Asia shares dip on hawkish Fed remarks; recession risk weighs on commodities, oil

Tue Jan 10 2023
Lucy Harlow (4081 articles)
Asia shares dip on hawkish Fed remarks; recession risk weighs on commodities, oil

Asian shares fell on Tuesday, commodities shed recent gains from China’s reopening, and oil traded lower following hawkish comments from two U.S. Federal Reserve officials overnight, with investors turning cautious ahead of key inflation data.

MSCI’s broadest index of Asia-Pacific shares outside Japan (.MIAPJ0000PUS) was down 0.17%.

“The main theme overnight was cautiousness in the equity space as stocks pared gains after hawkish comments from two Fed officials. Raphael Bostic and Mary Daly said the Fed would likely hike (interest) rates to above 5% and hold them there for some time,” Commerzbank said in a client note.

The S&P500 index (.SPX) began the week on a bullish tone with a more than 1.4% increase in early U.S. trading on Monday before giving up all the gains to close a touch lower.

U.S. treasury notes and the U.S. dollar remained under pressure, with the yield on U.S. 10-year notes edging higher on Tuesday by 2.23 basis point to 3.5393%, from 3.517% late on Monday.

The dollar index stayed flat.

“Sentiment may turn more cautious ahead of the U.S. CPI (consumer price index) release on Thursday, dampening the ‘risk on’ trades initiated as a result of the optimism around China’s reopening,” Mizuho Bank said in a note.

“I think what would temper a lot of this optimism coming up is really the reality of this opening up. Even in Hong Kong, although it is officially open, the visa issuance has been rather slow,” Nguyen said.

China’s benchmark (.CSI300) edged up from earlier losses to gain 0.15%, while losses of Hong Kong’s Hang Seng index (.HIS) narrowed to 0.15%.

Prices of most base metals fell on Tuesday from recent rallies driven by top consumer China’s reopening, as traders gauged the risks of a global economic downturn and weak consumption.

Three-month copper on the London Metal Exchange was down 0.8% at $8,786 a tonne, as of 0422 GMT. Copper prices hit their highest in more than six months on Monday, while zinc climbed 5% on Monday to its highest since Dec. 15

Japan’s Nikkei (.N225) rose 0.35%, bucking the regional trend.

Core consumer prices in Tokyo, released on Tuesday, rose a faster-than-expected 4.0% in December from a year earlier, underpinning market expectations that the Bank of Japan may phase out its massive stimulus by tweaking its yield curve control policy. read more

In Australia, shares (.AXJO) lost 0.28%.

Oil edged lower on Tuesday on expectations of further Fed rate hikes. read more

U.S. crude fell 0.5% to $74.26 per barrel and Brent was at $79.20, down 0.56%.

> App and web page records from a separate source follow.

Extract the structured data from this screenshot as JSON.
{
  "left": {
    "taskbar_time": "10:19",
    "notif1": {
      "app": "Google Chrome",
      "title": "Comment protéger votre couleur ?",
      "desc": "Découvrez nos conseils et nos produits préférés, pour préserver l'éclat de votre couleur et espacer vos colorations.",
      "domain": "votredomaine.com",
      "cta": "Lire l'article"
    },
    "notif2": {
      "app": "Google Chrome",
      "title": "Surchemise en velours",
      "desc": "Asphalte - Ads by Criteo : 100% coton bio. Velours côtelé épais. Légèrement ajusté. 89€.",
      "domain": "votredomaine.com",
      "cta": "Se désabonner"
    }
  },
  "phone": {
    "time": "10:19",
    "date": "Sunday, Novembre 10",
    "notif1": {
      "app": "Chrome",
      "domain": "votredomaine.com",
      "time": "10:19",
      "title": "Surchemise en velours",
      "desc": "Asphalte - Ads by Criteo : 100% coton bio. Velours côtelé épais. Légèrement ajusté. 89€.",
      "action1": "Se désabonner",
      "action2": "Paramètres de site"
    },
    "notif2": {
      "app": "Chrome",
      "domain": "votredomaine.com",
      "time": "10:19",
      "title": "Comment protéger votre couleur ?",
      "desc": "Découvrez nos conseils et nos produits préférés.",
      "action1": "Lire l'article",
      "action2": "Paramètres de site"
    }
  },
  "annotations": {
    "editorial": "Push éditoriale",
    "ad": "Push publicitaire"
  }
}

Gold prices inched higher, adding 0.15% to $1,872.70 an ounce.

E-mini futures for the S&P 500 indicated a sluggish open with a 0.17% dip.

Lucy Harlow

Lucy Harlow

Lucy Harlow is a senior Correspondent who has been reporting about Commodities, Currencies, Bonds etc across the globe for last 10 years. She reports from New York and tracks daily movement of various indices across the Globe